» Given data
# # #

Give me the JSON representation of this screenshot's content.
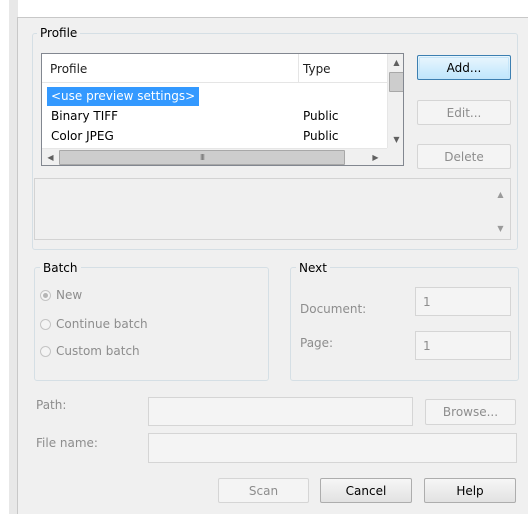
{
  "profile_group": {
    "title": "Profile",
    "columns": [
      "Profile",
      "Type"
    ],
    "rows": [
      {
        "name": "<use preview settings>",
        "type": "",
        "selected": true
      },
      {
        "name": "Binary TIFF",
        "type": "Public",
        "selected": false
      },
      {
        "name": "Color JPEG",
        "type": "Public",
        "selected": false
      }
    ],
    "hscroll_grip": "III",
    "buttons": {
      "add": "Add...",
      "edit": "Edit...",
      "delete": "Delete"
    }
  },
  "batch_group": {
    "title": "Batch",
    "options": [
      {
        "label": "New",
        "checked": true
      },
      {
        "label": "Continue batch",
        "checked": false
      },
      {
        "label": "Custom batch",
        "checked": false
      }
    ]
  },
  "next_group": {
    "title": "Next",
    "document_label": "Document:",
    "document_value": "1",
    "page_label": "Page:",
    "page_value": "1"
  },
  "path": {
    "label": "Path:",
    "value": "",
    "browse_label": "Browse..."
  },
  "file_name": {
    "label": "File name:",
    "value": ""
  },
  "footer": {
    "scan_label": "Scan",
    "cancel_label": "Cancel",
    "help_label": "Help"
  },
  "colors": {
    "selection": "#3399ff",
    "dialog_bg": "#f0f0f0",
    "default_button_border": "#3c7fb1"
  },
  "icons": [
    "arrow-up-icon",
    "arrow-down-icon",
    "arrow-left-icon",
    "arrow-right-icon"
  ]
}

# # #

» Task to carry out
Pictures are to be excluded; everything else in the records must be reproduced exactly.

» Answer area
Give me the JSON representation of this screenshot's content.
{
  "profile_group": {
    "title": "Profile",
    "columns": [
      "Profile",
      "Type"
    ],
    "rows": [
      {
        "name": "<use preview settings>",
        "type": "",
        "selected": true
      },
      {
        "name": "Binary TIFF",
        "type": "Public",
        "selected": false
      },
      {
        "name": "Color JPEG",
        "type": "Public",
        "selected": false
      }
    ],
    "hscroll_grip": "III",
    "buttons": {
      "add": "Add...",
      "edit": "Edit...",
      "delete": "Delete"
    }
  },
  "batch_group": {
    "title": "Batch",
    "options": [
      {
        "label": "New",
        "checked": true
      },
      {
        "label": "Continue batch",
        "checked": false
      },
      {
        "label": "Custom batch",
        "checked": false
      }
    ]
  },
  "next_group": {
    "title": "Next",
    "document_label": "Document:",
    "document_value": "1",
    "page_label": "Page:",
    "page_value": "1"
  },
  "path": {
    "label": "Path:",
    "value": "",
    "browse_label": "Browse..."
  },
  "file_name": {
    "label": "File name:",
    "value": ""
  },
  "footer": {
    "scan_label": "Scan",
    "cancel_label": "Cancel",
    "help_label": "Help"
  },
  "colors": {
    "selection": "#3399ff",
    "dialog_bg": "#f0f0f0",
    "default_button_border": "#3c7fb1"
  },
  "icons": [
    "arrow-up-icon",
    "arrow-down-icon",
    "arrow-left-icon",
    "arrow-right-icon"
  ]
}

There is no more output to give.